- Improving record keeping – The two reports call for the improved transparency through better digital records and ensuring key building design and safety information is available to building owners and managers for the life of the building. This issue is linked to the ‘change control’ issue considered above. The consensus seems to be that there is a need to improve the adequacy and integrity of documentation, record it diligently (using new and emerging technologies) and ensure that future owners have access to it for the life of the building.
- Competency of building practitioners – Both reports make recommendations which go to improving the competency of key practitioners so that performance/outcomes based design and construction is undertaken by people with adequate qualifications and skills. The recommendations in the Shergold Weir report include that there be a harmonisation of existing government registration schemes across the 8 jurisdictions. They say these schemes should include a requirement for compulsory professional development for existing registered practitioners. They suggest governments consider collaboration with industry bodies but say that primary responsibility for auditing and disciplinary oversight of registered practitioners should rest with governments. Dame Judith calls for a comprehensive and robust competency framework to be established and managed by industry associations. The two reports refer to similar key practitioners which they say must be covered by these schemes.

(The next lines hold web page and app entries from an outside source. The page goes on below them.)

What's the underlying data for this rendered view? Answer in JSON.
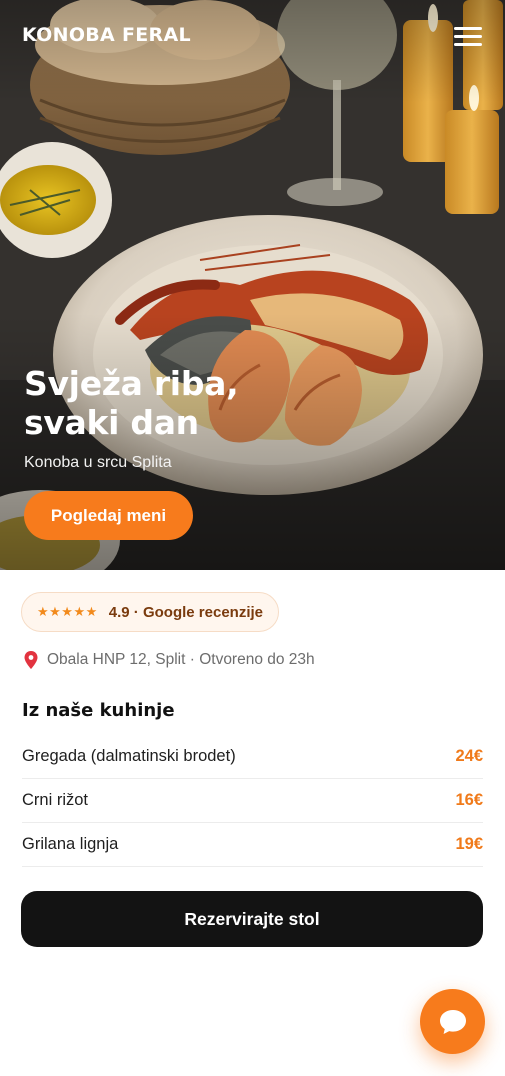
{
  "header": {
    "brand": "KONOBA FERAL",
    "menu_icon": "hamburger-menu-icon"
  },
  "hero": {
    "title_line1": "Svježa riba,",
    "title_line2": "svaki dan",
    "subtitle": "Konoba u srcu Splita",
    "cta_label": "Pogledaj meni"
  },
  "rating": {
    "stars": "★★★★★",
    "text": "4.9 · Google recenzije",
    "value": 4.9
  },
  "location": {
    "icon": "location-pin-icon",
    "text": "Obala HNP 12, Split · Otvoreno do 23h"
  },
  "menu_section": {
    "title": "Iz naše kuhinje",
    "items": [
      {
        "name": "Gregada (dalmatinski brodet)",
        "price": "24€"
      },
      {
        "name": "Crni rižot",
        "price": "16€"
      },
      {
        "name": "Grilana lignja",
        "price": "19€"
      }
    ]
  },
  "reserve": {
    "label": "Rezervirajte stol"
  },
  "chat": {
    "icon": "chat-bubble-icon"
  },
  "colors": {
    "accent": "#f77b1c",
    "price": "#f07a1a",
    "button_dark": "#131313",
    "rating_bg": "#fff6ee",
    "rating_text": "#7a3b0e"
  }
}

- Regulatory powers – Both reports refer to the need for comprehensive regulatory powers to support effective enforcement. Shergold and Weir refer to the need for broad regulatory powers and functions across state and local governments (a feature of Australia’s federated system), whereas the Hackitt report emphasises the need to ensure broad powers with substantial penalties to provide effective deterrence.Increased collaboration between different regulators – Both reports identify a fragmented system of regulatory oversight which impacts on the ability to regulate effectively. Shergold and Weir recommend each jurisdiction establish a panel with representation from the relevant regulatory bodies with the objective being to provide regulatory oversight of the sector working together. Dame Judith recommends a Joint Competent Authority (JCA) which is a collaboration between the LABC, fire authorities and the Health and Safety regulator. The JCA would perform numerous regulatory roles jointly although it would not be a new authority.
As noted above, this list of eight issues is not exhaustive. Both reports also make recommendations going to the role of fire authorities, enhancing maintenance of fire safety systems post occupation and to building product safety and quality assurance. What can be seen from this brief analysis is that the issues governments face across the world are in many respects the same. Their complexity will continue to challenge governments as they strive to rebuild trust and confidence in their building and construction sectors.